  14. ^ Julien, Isaac (June 2015). "Muse: Stuart Hall". Art in America (June/July Issue): 48–49. Archived from the original on 3 June 2015. Retrieved 13 July 2015.
  15. ^ Shail, Robert. (2007). British film directors : a critical guide. Edinburgh: Edinburgh University Press. ISBN 9780748629688. OCLC 430823389.
  16. ^ Olivier, Danielle (3 October 2018). "Zeitz MOCCA announces creation of Curatorial Advisory Group". Zeitz Museum of Contemporary Art Africa (Press release).
  17. ^ Armstrong, Annie (17 April 2019), "Here's the Shortlist for the $85,000 Prix International d’Art Contemporain", ARTnews.
  18. ^ "Arthur Jafa Wins $83,000 International Prize for Contemporary Art", Artforum, 16 October 2019.
  19. ^ "No. 61962". The London Gazette (Supplement). 17 June 2017. p. B9.
  20. ^ "No. 63714". The London Gazette (Supplement). 1 June 2022. p. B2.
  21. ^ "Isaac Julien – Artist". London: Royal Academy of Arts.
  22. ^ "TALK to the director ISAAC JULIEN". QUEER ACADEMY. 16 March 2019. Retrieved 1 May 2023.
  23. ^ Hernandez-Jason, Scott (25 September 2018). "New faculty to advance campus teaching, research". UC Santa Cruz News. Retrieved 26 September 2018.
  24. ^ "Live Art Development Agency". Archived from the original on 3 October 2011. Retrieved 9 February 2016.
  25. ^ Sinanovic, Jasmina (24 September 2013). "Isaac Julien to Deliver the 2004 Kessler Lecture, December 10 – CLAGS: Center for LGBTQ Studies". Retrieved 15 May 2022.
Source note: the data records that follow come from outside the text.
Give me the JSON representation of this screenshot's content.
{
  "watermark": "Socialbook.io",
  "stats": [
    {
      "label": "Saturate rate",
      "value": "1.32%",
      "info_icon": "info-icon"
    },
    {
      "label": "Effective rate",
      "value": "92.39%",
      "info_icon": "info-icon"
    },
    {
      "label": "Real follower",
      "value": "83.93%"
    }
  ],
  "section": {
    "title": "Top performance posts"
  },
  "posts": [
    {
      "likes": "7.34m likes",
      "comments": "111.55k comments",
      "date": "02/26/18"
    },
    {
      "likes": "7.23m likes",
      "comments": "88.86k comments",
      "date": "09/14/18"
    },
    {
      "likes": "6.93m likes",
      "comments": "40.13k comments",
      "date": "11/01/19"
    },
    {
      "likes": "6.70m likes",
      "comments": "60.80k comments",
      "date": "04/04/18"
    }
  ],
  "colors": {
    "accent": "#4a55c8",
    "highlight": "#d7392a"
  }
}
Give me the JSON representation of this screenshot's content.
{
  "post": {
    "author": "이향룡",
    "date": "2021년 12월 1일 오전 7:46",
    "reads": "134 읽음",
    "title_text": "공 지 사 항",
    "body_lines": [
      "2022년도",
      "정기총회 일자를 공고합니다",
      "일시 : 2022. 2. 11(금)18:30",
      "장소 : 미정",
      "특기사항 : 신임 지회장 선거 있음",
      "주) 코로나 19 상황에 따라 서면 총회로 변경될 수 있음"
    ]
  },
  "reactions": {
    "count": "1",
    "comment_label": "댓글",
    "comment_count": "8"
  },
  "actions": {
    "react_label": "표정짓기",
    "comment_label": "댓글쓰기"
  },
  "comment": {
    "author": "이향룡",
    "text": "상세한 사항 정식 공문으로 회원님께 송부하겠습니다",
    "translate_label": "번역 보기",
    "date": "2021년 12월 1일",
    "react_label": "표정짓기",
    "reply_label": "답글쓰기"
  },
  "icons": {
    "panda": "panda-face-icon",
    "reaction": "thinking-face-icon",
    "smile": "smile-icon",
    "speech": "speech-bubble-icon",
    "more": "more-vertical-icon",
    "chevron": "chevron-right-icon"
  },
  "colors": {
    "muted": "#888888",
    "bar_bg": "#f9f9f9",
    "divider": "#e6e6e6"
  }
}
  26. ^ "Isaac Julien to deliver the James R. Brunder '83 Memorial Prize Lectures | Lesbian, Gay, Bisexual, and Transgender Studies". lgbts.yale.edu. September 2016. Retrieved 3 September 2018.
  27. ^ "Goslarer Kaiserring 2022 geht an Isaac Julien". stern.de (in German). 1 February 2022. Retrieved 2 February 2022.

Further reading

Also published in: The Other Cinema, The Cinema of the Other, UNOPress, Napoli.